20 Judgement: Judgement in a reading highlights the importance of employing good judgment, with a broad perspective, fairness, and objectivity. It may be time to look at your relationship with judgment itself. All of this serves as a path to rebirth or awakening, so you can emerge transformed. You may be ready to follow a new calling.
21 The World: Your hard work has paid off! When The World appears for you, you have reached the end of a cycle, which inherently means you are starting a new one. And this new cycle is the understanding and experience that it’s all one. All cards of the Tarot culminate in The World. It is the totality of everything; wholeness. You are unlimited in your ability to share your gifts with the world, travel, and fully participate in the cosmic dance.
Reversed Tarot Card Meanings
Tarot cards generally depict the corresponding illustrations as a single image in an upright position – rather than the common playing cards that display a dual image facing both right-side-up, and upside-down. As such, when the cards are collected from a prior reading, shuffled, or moved about, some of them are bound to get turned around.
So what happens when one of the cards in your Tarot reading is placed upside-down? The reversed Tarot card can be interpreted to hold various meanings. Many believe this simply means that the significance of the card is present in your life, but its powers are weakened or blocked by something. Others believe this to mean you are unwilling to work with the energy that this card signifies.
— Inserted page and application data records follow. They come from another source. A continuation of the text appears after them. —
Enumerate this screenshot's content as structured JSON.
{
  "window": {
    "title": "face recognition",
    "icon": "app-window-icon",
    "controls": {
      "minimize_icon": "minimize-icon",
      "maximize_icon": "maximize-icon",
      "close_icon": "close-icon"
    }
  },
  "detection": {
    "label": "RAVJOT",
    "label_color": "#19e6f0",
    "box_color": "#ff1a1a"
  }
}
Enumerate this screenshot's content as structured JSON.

And yet others interpret a reversed Tarot card to mean that the opposite or inverse of that card’s significance is present. Some decks (such as the classic Rider-Waite) provide you with an official “reversed” meaning along with the main divinatory significance of each card. When learning the Tarot, it’s advisable to stick with right-side-up interpretation, simply turning the card around if it falls upside-down, at least in the beginning. Many people omit the potential confusion of reversed cards by turning them all right-side-up and exploring the full spectrum of energy at play, including both shadow and light expressions.
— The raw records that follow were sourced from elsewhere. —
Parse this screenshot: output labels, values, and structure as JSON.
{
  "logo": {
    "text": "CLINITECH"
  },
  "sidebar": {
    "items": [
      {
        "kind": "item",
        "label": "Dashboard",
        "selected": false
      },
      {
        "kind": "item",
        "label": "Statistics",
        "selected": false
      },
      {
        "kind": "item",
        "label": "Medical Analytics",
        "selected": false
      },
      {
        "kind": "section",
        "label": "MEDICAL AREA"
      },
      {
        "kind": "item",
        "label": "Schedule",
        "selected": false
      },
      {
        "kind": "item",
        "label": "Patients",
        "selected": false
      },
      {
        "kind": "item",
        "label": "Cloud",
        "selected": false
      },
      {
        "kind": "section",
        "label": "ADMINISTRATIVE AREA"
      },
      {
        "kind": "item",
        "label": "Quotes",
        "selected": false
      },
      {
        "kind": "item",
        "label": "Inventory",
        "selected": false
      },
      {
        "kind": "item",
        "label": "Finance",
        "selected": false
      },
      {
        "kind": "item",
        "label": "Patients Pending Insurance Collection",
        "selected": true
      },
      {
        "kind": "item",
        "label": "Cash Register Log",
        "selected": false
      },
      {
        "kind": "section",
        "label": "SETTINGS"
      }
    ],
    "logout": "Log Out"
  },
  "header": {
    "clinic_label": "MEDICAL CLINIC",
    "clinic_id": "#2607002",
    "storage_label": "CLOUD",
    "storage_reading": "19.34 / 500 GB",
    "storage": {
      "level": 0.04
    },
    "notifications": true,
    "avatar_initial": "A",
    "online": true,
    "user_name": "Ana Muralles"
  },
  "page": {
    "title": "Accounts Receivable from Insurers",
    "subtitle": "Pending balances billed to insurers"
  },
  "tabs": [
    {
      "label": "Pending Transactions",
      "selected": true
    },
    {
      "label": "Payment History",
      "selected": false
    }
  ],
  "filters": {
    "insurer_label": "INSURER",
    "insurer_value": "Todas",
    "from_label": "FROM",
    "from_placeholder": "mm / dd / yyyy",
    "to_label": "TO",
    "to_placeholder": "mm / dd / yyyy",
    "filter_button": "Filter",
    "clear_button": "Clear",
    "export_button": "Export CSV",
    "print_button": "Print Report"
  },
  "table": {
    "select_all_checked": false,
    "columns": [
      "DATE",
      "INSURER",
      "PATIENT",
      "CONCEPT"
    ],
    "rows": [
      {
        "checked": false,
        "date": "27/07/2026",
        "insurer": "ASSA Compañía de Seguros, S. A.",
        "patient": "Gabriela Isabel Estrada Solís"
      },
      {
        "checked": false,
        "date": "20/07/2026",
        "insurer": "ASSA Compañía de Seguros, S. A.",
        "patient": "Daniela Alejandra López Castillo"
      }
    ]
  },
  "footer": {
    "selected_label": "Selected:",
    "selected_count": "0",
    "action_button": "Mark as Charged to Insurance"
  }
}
Which is the Best Tarot Deck?
There is no “best” Tarot deck. The Rider-Waite is one of the oldest and most widely used decks, with original artwork dating back to the early 1900s. However, hundreds of decks with various themes have been created since then. You can find everything from fiction-based decks like Lord of the Rings, Alice in Wonderland, and My Little Pony, to other themes like Kamasutra, Steampunk, Hollywood, and even Gummy Bears (there’s really something for everyone). More universally relevant decks include The Crowley Thoth Tarot, The Golden Tarot, The Hermetic Tarot, The Wildwood Tarot, and many more.
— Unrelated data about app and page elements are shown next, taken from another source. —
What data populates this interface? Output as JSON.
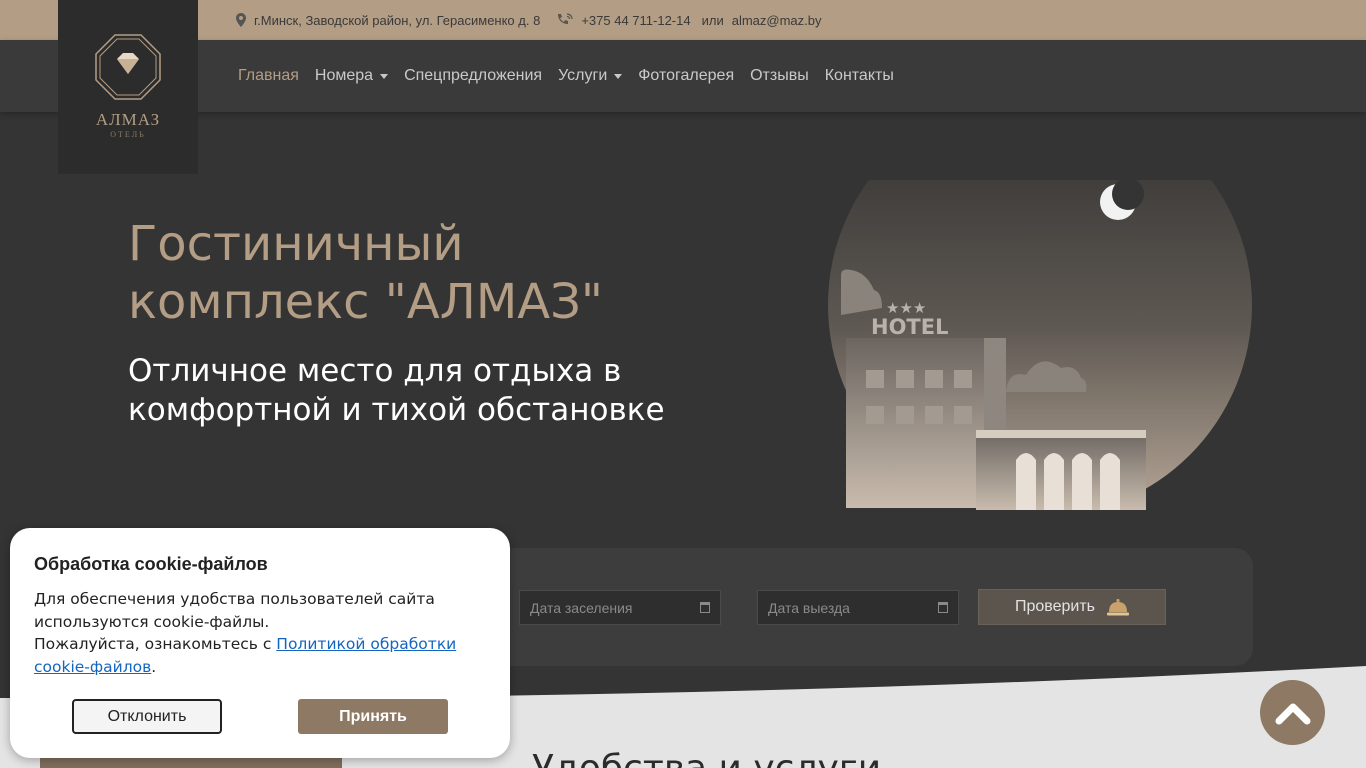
{
  "topbar": {
    "address": "г.Минск, Заводской район, ул. Герасименко д. 8",
    "phone": "+375 44 711-12-14",
    "or_text": "или",
    "email": "almaz@maz.by"
  },
  "logo": {
    "name": "АЛМАЗ",
    "subtitle": "ОТЕЛЬ"
  },
  "nav": {
    "items": [
      {
        "label": "Главная"
      },
      {
        "label": "Номера"
      },
      {
        "label": "Спецпредложения"
      },
      {
        "label": "Услуги"
      },
      {
        "label": "Фотогалерея"
      },
      {
        "label": "Отзывы"
      },
      {
        "label": "Контакты"
      }
    ]
  },
  "hero": {
    "title": "Гостиничный комплекс \"АЛМАЗ\"",
    "subtitle": "Отличное место для отдыха в комфортной и тихой обстановке",
    "sign_text": "HOTEL"
  },
  "booking": {
    "checkin_placeholder": "Дата заселения",
    "checkout_placeholder": "Дата выезда",
    "check_label": "Проверить"
  },
  "section": {
    "title": "Удобства и услуги"
  },
  "cookie": {
    "title": "Обработка cookie-файлов",
    "text_line1": "Для обеспечения удобства пользователей сайта используются cookie-файлы.",
    "text_line2_prefix": "Пожалуйста, ознакомьтесь с ",
    "policy_link": "Политикой обработки cookie-файлов",
    "text_suffix": ".",
    "decline_label": "Отклонить",
    "accept_label": "Принять"
  },
  "colors": {
    "accent": "#b39d84",
    "dark_bg": "#343434",
    "button": "#8e7965"
  },
  "icons": {
    "address": "map-pin-icon",
    "phone": "phone-icon",
    "logo": "diamond-icon",
    "check": "reception-bell-icon",
    "scroll_top": "chevron-up-icon"
  }
}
In choosing a deck, let your intuition guide you to whatever theme and imagery resonate with your soul and journey.
Types of Tarot Spreads
There are several types of Tarot spreads. Perhaps the most classic is an eleven-card layout called The Celtic Cross (11 cards including the Significator). There is also a Tree of Life spread, a Planetary spread, the Tetraktys spread, and the Pentagram spread, among many, many others.
Some readers like to do simpler, smaller spreads using only three cards. A three-card spread can have many interpretations in and of itself, such as Past-Present-Future, Mind-Body-Spirit, or Situation-Action-Outcome. The variation of three-card spreads is virtually endless.
Learn More About the Tarot
Want to learn more about Tarot reading and the significance of the cards? Learn from Sage Goddess founder and CEO, Athena Perrakis HERE.